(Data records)
==============================
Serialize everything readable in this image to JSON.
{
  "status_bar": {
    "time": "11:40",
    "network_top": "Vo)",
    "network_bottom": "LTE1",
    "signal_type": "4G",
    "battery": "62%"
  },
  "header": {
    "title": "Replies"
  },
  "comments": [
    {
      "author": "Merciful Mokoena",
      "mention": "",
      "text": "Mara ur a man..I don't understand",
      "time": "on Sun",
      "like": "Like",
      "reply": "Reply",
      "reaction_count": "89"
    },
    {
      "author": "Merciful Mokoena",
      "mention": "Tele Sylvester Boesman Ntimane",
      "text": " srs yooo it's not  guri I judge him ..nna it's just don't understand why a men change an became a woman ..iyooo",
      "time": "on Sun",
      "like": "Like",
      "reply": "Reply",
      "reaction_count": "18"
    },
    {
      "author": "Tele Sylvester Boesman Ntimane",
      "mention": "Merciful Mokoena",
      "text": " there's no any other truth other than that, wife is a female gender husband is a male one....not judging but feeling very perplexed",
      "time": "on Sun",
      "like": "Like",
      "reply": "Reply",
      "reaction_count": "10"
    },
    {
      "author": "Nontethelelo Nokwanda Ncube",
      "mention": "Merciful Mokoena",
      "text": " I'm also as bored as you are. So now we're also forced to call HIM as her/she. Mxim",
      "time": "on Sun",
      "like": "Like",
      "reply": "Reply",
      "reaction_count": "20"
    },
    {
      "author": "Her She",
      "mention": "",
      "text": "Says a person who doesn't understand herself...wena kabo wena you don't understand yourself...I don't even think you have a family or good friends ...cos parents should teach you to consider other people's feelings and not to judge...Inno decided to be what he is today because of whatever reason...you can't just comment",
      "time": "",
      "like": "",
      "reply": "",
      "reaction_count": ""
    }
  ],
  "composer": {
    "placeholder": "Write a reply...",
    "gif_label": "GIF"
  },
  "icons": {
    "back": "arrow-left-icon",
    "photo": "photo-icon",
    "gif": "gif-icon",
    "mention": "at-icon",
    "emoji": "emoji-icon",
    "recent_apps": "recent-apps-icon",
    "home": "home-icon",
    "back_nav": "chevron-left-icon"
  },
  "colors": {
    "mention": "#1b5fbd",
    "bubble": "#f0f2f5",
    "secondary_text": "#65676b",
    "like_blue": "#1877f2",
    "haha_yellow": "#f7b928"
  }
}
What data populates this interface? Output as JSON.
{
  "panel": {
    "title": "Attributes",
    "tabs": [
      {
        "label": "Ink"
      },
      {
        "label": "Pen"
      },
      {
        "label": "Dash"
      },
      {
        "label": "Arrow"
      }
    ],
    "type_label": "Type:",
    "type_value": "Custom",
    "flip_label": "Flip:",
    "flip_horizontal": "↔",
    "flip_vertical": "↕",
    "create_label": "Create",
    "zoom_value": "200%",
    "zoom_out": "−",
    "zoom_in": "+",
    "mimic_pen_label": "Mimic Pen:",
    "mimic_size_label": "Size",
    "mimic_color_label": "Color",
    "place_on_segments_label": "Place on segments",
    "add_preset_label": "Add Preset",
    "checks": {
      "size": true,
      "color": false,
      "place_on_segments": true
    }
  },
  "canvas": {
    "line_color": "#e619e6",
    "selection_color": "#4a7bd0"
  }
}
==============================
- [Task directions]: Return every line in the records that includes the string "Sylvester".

- [Answer to this task]:
      "mention": "Tele Sylvester Boesman Ntimane",
      "author": "Tele Sylvester Boesman Ntimane",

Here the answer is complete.